- An estimated 150 million people are homeless globally, though the real number is probably higher.
- Mini modular homes in Cambridge, England are helping rough sleepers get off the streets.
- Other housing solutions include 3D-printing and shipping containers to hold down costs.
Homelessness was on the rise even before COVID-19 struck. In Europe, the number of people sleeping rough or living in temporary accommodation soared by 70% in a decade, according to a recent estimate.
The economic devastation caused by the pandemic has made a tough situation even worse. Extreme poverty spiked in 2020 as governments locked down their economies, according to the World Bank. With the outbreak still raging, and economic recovery uncertain in many countries, the outlook for tackling homelessness remains challenging.
How big is the problem? It’s been estimated that at least 150 million people -- about 2% of the world’s population -- are homeless. Yet the real number may be far higher because counting the homeless is extremely difficult. There’s no standard definition of what it means to be homeless. Governments often downplay the problem, and many homeless people are reluctant to come forward and be registered.
Have you read?
On the positive side, the push to build back better from the pandemic has brought homelessness into the spotlight. Governments, companies and charities are committed to addressing this issue, which the United Nations has called a “violation of human dignity.”
Here are some of the innovative solutions you’ll find around the globe.
Mini-homes in England
A new University of Cambridge study looks at the impact of providing homeless people with modular mini-homes to call their own.
The researchers found that the project in Cambridge, UK, reduced drug and alcohol abuse and improved physical and mental health. The cost per house was just $50,000, roughly equivalent to public spending on one person sleeping rough for a year in the UK.
What's the World Economic Forum doing about the future of cities?
Cities represent humanity's greatest achievements - and greatest challenges. From inequality to air pollution, poorly designed cities are feeling the strain as 68% of humanity is predicted to live in urban areas by 2050.
The World Economic Forum supports a number of projects designed to make cities cleaner, greener and more inclusive.
These include hosting the Global Future Council on Cities and Urbanization, which gathers bright ideas from around the world to inspire city leaders, and running the Future of Urban Development and Services initiative. The latter focuses on how themes such as the circular economy and the Fourth Industrial Revolution can be harnessed to create better cities. To shed light on the housing crisis, the Forum has produced the report Making Affordable Housing a Reality in Cities.
The stability and security tied to having your own home helped people get back on track after years on the streets. They were required to be clean and sober as a condition of residence, helping some overcome years of addiction. Some residents got training for new lines of work, while others returned to their old trades. Family ties were restored.
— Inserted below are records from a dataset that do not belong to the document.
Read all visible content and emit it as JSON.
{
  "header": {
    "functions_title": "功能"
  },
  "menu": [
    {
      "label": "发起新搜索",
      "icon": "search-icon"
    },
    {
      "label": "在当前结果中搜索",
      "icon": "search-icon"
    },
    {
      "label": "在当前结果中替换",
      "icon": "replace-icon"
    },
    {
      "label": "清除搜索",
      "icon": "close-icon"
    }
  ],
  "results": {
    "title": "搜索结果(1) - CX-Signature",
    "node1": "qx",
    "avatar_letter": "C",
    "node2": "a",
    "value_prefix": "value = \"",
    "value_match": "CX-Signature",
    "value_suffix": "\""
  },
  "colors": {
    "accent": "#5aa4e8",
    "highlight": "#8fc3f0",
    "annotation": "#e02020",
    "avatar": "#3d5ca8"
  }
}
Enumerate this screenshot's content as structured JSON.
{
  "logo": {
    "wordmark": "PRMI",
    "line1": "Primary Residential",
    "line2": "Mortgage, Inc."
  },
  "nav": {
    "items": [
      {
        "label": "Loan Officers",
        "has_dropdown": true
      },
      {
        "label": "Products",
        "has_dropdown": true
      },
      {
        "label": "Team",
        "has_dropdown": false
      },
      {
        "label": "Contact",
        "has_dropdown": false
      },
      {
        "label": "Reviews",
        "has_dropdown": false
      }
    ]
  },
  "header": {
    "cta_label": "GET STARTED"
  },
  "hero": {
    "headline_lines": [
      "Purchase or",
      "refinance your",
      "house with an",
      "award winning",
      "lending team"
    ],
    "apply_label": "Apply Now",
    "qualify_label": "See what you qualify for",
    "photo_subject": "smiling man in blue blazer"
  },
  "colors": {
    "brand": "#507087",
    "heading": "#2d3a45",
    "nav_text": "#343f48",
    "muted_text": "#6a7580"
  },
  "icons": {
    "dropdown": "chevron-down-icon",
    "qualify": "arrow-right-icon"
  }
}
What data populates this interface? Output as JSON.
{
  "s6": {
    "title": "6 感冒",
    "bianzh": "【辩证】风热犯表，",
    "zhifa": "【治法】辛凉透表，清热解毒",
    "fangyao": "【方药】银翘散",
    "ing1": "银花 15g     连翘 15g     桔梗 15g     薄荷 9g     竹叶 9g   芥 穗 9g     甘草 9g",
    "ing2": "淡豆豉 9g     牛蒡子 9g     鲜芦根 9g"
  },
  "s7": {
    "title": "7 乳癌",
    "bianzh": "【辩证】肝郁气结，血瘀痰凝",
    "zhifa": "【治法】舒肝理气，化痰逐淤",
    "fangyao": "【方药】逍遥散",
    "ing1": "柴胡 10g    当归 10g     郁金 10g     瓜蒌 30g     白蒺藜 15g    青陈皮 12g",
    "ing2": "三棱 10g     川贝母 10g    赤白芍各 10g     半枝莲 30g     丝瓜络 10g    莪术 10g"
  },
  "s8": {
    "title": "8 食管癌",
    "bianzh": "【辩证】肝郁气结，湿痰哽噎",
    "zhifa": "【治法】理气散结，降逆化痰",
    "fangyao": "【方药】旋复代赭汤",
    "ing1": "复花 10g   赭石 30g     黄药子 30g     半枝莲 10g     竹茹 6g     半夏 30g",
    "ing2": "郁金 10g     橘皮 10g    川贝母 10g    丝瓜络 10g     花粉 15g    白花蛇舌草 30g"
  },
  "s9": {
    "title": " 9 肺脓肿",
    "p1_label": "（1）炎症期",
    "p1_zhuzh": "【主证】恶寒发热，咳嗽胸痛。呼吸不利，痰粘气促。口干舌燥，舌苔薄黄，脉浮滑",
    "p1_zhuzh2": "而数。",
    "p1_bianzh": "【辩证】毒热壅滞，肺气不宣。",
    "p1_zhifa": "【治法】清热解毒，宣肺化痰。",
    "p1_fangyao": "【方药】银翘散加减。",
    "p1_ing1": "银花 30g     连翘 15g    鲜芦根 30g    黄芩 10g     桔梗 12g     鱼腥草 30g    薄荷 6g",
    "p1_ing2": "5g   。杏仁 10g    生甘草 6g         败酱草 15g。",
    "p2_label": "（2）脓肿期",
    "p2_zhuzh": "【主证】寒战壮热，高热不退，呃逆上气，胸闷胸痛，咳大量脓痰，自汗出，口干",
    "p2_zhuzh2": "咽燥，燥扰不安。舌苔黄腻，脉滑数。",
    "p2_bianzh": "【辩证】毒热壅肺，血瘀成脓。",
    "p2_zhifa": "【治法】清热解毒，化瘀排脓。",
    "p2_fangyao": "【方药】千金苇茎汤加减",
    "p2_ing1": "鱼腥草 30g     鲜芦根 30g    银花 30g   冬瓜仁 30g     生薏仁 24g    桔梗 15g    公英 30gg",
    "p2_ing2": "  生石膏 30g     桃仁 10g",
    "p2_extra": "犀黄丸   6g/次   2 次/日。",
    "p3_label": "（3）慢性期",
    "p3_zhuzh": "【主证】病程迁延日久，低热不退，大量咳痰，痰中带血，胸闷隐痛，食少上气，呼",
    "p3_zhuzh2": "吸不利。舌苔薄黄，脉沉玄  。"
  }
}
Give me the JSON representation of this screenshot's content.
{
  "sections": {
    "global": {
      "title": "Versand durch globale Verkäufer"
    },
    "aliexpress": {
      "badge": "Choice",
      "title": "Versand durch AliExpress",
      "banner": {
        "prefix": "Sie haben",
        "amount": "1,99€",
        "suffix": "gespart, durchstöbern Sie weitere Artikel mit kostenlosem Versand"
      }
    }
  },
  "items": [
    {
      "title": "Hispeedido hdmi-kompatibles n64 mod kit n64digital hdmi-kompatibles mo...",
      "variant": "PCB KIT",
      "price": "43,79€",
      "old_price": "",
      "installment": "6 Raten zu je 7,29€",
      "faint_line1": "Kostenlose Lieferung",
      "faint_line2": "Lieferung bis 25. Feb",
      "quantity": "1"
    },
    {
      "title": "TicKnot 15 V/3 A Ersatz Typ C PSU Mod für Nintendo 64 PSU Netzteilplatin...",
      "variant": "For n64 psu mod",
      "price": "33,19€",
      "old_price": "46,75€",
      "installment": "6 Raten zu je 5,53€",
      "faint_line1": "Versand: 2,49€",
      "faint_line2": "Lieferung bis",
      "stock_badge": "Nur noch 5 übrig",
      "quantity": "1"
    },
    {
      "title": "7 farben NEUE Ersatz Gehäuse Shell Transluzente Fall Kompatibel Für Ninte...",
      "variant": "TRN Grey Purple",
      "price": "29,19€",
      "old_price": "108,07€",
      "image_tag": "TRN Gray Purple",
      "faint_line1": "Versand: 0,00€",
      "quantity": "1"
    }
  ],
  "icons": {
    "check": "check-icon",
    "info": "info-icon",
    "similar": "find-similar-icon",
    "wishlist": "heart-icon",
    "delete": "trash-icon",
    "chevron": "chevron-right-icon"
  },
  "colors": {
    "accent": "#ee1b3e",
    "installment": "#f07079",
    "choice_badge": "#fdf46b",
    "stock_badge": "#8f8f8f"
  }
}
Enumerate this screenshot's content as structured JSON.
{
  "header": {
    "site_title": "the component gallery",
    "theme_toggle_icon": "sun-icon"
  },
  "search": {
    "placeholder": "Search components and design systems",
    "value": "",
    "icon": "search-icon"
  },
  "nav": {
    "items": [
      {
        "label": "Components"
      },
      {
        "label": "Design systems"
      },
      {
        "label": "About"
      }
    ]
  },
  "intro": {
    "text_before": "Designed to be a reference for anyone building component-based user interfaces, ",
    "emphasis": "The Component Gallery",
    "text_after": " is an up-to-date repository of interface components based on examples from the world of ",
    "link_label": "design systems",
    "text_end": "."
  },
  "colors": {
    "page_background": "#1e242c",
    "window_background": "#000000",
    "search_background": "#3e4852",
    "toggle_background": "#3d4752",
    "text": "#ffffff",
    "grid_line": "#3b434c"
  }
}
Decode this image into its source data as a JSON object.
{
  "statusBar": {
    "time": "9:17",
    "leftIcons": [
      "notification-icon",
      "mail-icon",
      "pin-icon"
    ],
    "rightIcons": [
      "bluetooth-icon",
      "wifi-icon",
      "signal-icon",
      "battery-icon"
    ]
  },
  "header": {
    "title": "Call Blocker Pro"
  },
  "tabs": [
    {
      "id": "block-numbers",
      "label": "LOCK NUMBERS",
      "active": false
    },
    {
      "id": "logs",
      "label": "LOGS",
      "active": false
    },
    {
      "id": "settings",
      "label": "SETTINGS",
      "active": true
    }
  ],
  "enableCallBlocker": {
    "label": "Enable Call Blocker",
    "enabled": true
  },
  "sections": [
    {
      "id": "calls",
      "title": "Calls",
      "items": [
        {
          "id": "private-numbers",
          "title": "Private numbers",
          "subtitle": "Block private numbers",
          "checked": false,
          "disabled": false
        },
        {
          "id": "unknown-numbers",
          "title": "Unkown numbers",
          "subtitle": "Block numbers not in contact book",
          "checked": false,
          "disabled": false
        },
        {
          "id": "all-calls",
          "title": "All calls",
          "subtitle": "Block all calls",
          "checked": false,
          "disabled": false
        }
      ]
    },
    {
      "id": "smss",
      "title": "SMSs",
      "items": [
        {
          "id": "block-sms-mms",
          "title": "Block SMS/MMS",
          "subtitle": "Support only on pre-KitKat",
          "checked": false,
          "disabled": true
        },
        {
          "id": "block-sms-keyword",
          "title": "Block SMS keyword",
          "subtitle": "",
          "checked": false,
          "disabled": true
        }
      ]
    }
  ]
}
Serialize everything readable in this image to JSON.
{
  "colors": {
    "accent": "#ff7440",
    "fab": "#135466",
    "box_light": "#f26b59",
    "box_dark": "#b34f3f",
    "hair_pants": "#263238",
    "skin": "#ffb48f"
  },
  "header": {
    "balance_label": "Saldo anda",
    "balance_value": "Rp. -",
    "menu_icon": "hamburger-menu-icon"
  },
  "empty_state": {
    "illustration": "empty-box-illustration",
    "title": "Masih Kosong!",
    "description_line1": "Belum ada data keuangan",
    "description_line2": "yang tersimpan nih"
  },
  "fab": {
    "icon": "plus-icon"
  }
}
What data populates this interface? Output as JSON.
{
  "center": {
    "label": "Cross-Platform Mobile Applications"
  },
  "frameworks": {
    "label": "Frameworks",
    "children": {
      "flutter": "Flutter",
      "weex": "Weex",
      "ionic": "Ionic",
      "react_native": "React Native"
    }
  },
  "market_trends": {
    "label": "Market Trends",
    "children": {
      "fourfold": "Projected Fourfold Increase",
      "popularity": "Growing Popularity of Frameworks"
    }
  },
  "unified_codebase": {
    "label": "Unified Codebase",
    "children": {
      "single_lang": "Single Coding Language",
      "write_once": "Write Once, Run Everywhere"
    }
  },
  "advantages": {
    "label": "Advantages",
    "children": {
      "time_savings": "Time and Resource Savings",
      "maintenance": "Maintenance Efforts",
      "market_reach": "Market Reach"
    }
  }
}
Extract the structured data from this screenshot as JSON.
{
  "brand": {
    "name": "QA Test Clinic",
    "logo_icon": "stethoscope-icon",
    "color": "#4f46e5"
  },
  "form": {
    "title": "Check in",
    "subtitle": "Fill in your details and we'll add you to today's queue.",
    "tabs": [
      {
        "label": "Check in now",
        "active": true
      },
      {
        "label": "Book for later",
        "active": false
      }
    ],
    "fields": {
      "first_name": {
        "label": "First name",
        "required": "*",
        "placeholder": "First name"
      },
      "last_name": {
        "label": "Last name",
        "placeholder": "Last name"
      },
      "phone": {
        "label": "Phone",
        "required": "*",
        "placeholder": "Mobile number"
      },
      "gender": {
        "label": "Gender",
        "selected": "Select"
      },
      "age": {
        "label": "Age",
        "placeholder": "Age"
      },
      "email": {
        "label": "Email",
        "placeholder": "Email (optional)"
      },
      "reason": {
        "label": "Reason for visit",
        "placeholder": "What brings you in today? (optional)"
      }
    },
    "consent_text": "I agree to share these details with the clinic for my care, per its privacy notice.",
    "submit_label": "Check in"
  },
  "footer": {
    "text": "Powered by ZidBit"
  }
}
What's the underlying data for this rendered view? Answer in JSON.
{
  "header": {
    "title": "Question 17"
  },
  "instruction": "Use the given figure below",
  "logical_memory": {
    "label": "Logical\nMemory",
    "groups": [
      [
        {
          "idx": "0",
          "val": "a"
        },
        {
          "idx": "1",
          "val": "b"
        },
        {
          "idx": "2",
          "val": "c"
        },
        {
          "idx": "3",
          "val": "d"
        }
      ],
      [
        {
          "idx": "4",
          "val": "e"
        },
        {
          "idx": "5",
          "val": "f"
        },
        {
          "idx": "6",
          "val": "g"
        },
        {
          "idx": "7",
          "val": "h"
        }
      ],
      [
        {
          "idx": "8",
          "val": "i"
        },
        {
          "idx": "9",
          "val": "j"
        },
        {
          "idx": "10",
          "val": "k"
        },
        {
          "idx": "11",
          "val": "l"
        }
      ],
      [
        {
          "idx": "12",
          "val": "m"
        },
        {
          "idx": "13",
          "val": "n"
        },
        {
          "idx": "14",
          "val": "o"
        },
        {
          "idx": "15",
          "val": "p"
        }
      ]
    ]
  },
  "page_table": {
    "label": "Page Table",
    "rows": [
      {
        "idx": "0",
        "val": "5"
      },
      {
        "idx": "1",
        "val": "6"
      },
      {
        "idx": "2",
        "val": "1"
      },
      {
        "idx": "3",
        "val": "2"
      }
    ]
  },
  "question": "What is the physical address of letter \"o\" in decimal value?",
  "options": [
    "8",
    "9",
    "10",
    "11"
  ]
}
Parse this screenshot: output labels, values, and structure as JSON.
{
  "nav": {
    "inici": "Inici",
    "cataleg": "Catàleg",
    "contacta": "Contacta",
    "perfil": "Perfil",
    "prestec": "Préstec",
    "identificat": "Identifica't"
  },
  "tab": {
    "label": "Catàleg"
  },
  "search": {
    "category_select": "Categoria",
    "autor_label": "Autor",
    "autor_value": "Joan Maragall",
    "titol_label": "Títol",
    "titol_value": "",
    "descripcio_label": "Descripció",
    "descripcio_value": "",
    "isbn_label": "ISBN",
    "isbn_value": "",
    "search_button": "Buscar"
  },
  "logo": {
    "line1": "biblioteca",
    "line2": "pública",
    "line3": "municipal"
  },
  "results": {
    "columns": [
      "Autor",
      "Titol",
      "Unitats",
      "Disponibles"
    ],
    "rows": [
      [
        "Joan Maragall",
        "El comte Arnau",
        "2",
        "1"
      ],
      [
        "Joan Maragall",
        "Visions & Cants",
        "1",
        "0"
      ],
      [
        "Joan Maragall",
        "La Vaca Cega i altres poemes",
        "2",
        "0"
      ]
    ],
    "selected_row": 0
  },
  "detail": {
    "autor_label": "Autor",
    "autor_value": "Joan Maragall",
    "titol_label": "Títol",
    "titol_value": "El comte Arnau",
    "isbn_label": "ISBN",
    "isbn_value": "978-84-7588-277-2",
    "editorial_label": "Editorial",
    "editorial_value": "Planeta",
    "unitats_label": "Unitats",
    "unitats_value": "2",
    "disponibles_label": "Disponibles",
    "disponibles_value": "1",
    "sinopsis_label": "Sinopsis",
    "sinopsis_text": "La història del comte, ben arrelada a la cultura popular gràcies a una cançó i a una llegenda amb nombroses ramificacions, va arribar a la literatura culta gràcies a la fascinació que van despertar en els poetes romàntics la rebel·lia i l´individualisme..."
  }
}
“There is a huge sense of wellbeing tied to simply having your own front door,” anthropologist and Cambridge co-author Dr Johannes Lenhard said when the report was released. “We can see the effect this has in the lifestyle changes of people who have previously struggled in hostels.”
Other communities around the world have turned to prefab micro-homes in a bid to reduce homelessness, such as the Alexandria Park Tiny Home Village in Los Angeles.
Printing houses in India
Another solution is using cutting-edge 3D-printing technology to produce low-cost homes. Projects are springing up around the world.
In India, Habitat for Humanity International has invested $411,000 in Tvasta Manufacturing Solutions Ltd. to boost the production of affordable 3D-printed homes. Construction using this technology is faster and generates less waste than traditional methods.
Tvasta is working with an Indian government programme that plans to build 20 million homes for low-income families across the country by 2022. Adithya Jain, Tvasta’s co-founder and chief executive officer, told Reuters a 3D-printed home can be customised and put up in just five days, making it well-suited to the government’s plans as well as for disaster resettlement.
The technology is also being put to the test in Africa, where many countries are struggling with a housing crisis. A company called 14Trees, with operations in Malawi and Kenya can build a 3D-printed house in just 12 hours at a cost of less than $10,000. This process also reduces CO2 emissions by as much as 70% compared with a typical house-building project.
14Trees is a joint venture between CDC Group, the UK government’s development finance institution, and the European building materials multinational LafargeHolcim.
Shipping-Container Homes in LA
The search for low-cost housing solutions led US firms NAC Architecture and Bernards to use shipping containers to build an apartment complex for the homeless in downtown Los Angeles.
The Hilda L Solis Care First Village, named after the head of the LA County Board of Supervisors, has 232 housing units and a common building with cooking, dining and laundry facilities.
Using the modular shipping containers meant the project could be completed in just six months in response to an urgent need for housing during the pandemic. The containers were stacked into three-storey structures, and made livable with the introduction of windows and insulation. Each comprises two living units of 12.5 square metres equipped with a bed, microwave, refrigerator, television and bathroom.
The facility, which opened in April 2021, cost $57 million to build, with most of that paid by the US government as part of its coronavirus response.